“You have repeatedly used fiscal responsibility and government spending as reasons for your policy positions and the excuses for why you voted against the interests of those whom you were elected to serve,” state DFL Chair Ken Martin wrote in an open letter to Cravaack. “Where was that common sense perspective when you chose to make taxpayers pay $1,000 a month for you to lease an automobile? Where was that concern for fiscal responsibility when your office spent $1,700 on that same lease in March alone?”
House rules, district size add to cost
Cravaack’s office said the nature of House rules and other district-specific circumstances led to the higher leasing costs.
House rules allow members to use federal money to lease cars, but only for up to two years at a time (House members have just two-year terms between elections). They are not allowed to purchase official vehicles.
Shorter leases and less money up front means that dealers are going to end up charging more month-to-month.
A four-wheel drive 2011 Chevy Equinox retails for $28,975, according to the website of Central Chevrolet Chrysler, the North Branch dealership from which Cravaack leased the vehicle. MinnPost found comparable vehicles available under three-year lease terms, with mileage restrictions, for about $367 a month.
However, Cravaack’s lease is for 22 months, not the standard 39 months, spokesman Shawn Ryan said. The rules also limit how much federal money members can use for a down payment at the front end of their lease.

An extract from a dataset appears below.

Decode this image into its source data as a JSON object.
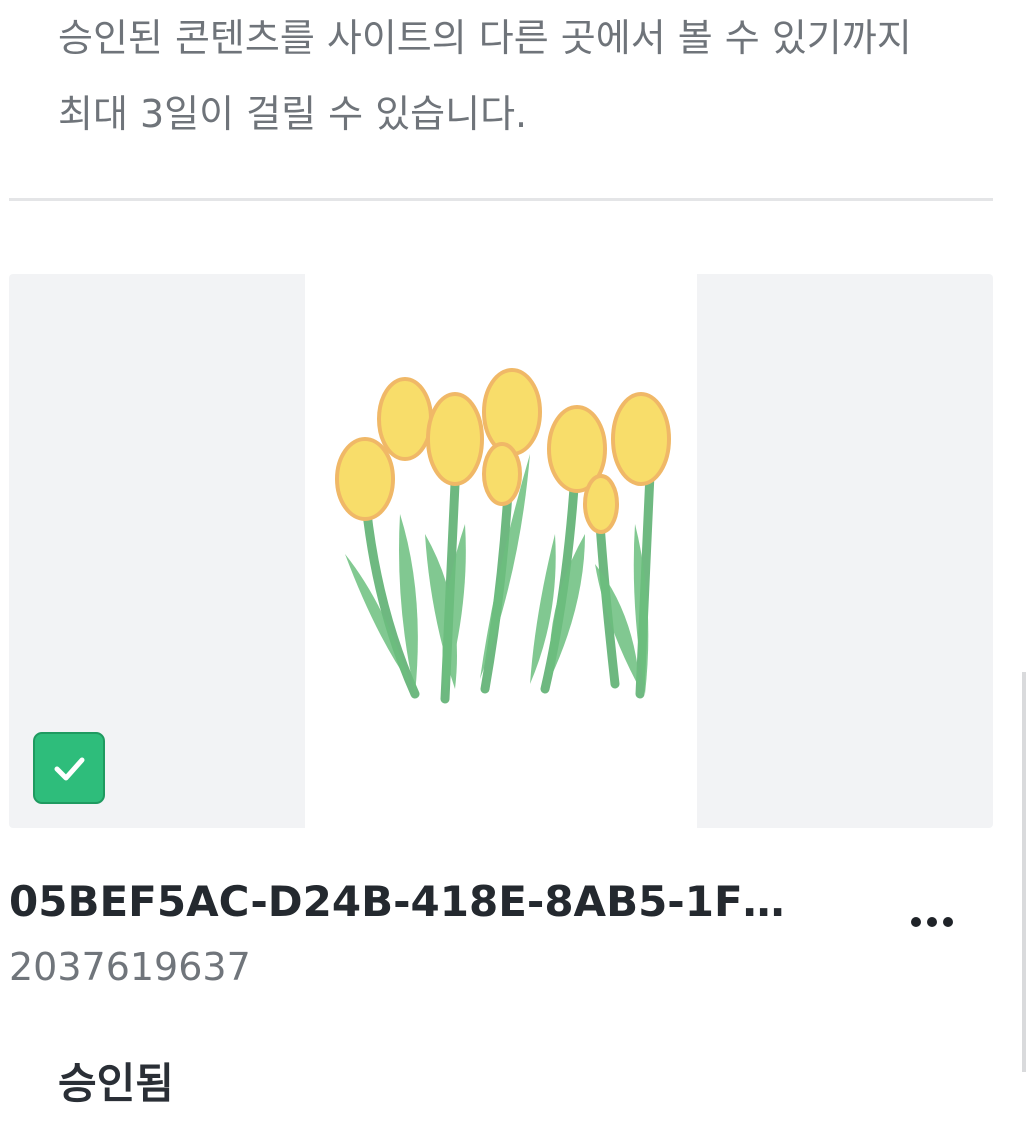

And Cravaack’s office anticipated going well over the normally allotted 12,000 miles of travel a year, so they purchased 30,000 miles at extra cost. Cravaack’s district covers about 28,000 square miles, and “we were going to go way over the 12,000 miles on the regular lease,” Ryan said.
Leasing will eventually cost the Cravaack camp less than it would if the office reimbursed each individual staff member for mileage, Ryan said.
House rules say staff and members can be reimbursed up to $0.51 per mile when travelling in personal cars on official business. Ryan said office staff is travelling throughout the district using the leased car during an aggressive constituent outreach campaign.
Ryan said Cravaack chose an Equinox, with its large seating area and four-wheel drive, because it allows staffers to travel more safely through the district during harsh northern Minnesota winters than smaller cars.
Peterson: ‘It wouldn’t be worth it’
The only other Minnesota representative to list automobile leases on his disbursement statement was 7th District Democratic Rep. Collin Peterson, whose office leases two Ford Focuses (one for each its Willmar and Detroit Lakes offices) for a total of $652 a month. They paid $756 a month last Congress, but are paying less this session because Peterson extended his leases on the older cars after he was reelected.
Both Peterson’s leases are for 24 months. One has a 16,000-mile-a-year allotment, the other,17,333 miles.
Peterson justified the leases using the same reasons as Cravaack, primarily that a lease ends up costing less than staff mileage reimbursements for a congressman and his office that have to traverse a large district to meet with constituents.
But Peterson said he is using smaller, cheaper Ford Focuses to save money.
Peterson’s office used to lease a four-wheel drive vehicle before the financial collapse in late 2008. At that point, car dealerships began asking more for the monthly leases and Peterson said he wasn’t willing to pay the $800 or $900 his dealership was asking.
“I’m just not going to spend that kind of money,” he said. In his case, “if you’re paying $1,000 a month, it wouldn’t be worth it.”
Devin Henry can be reached at email@example.com.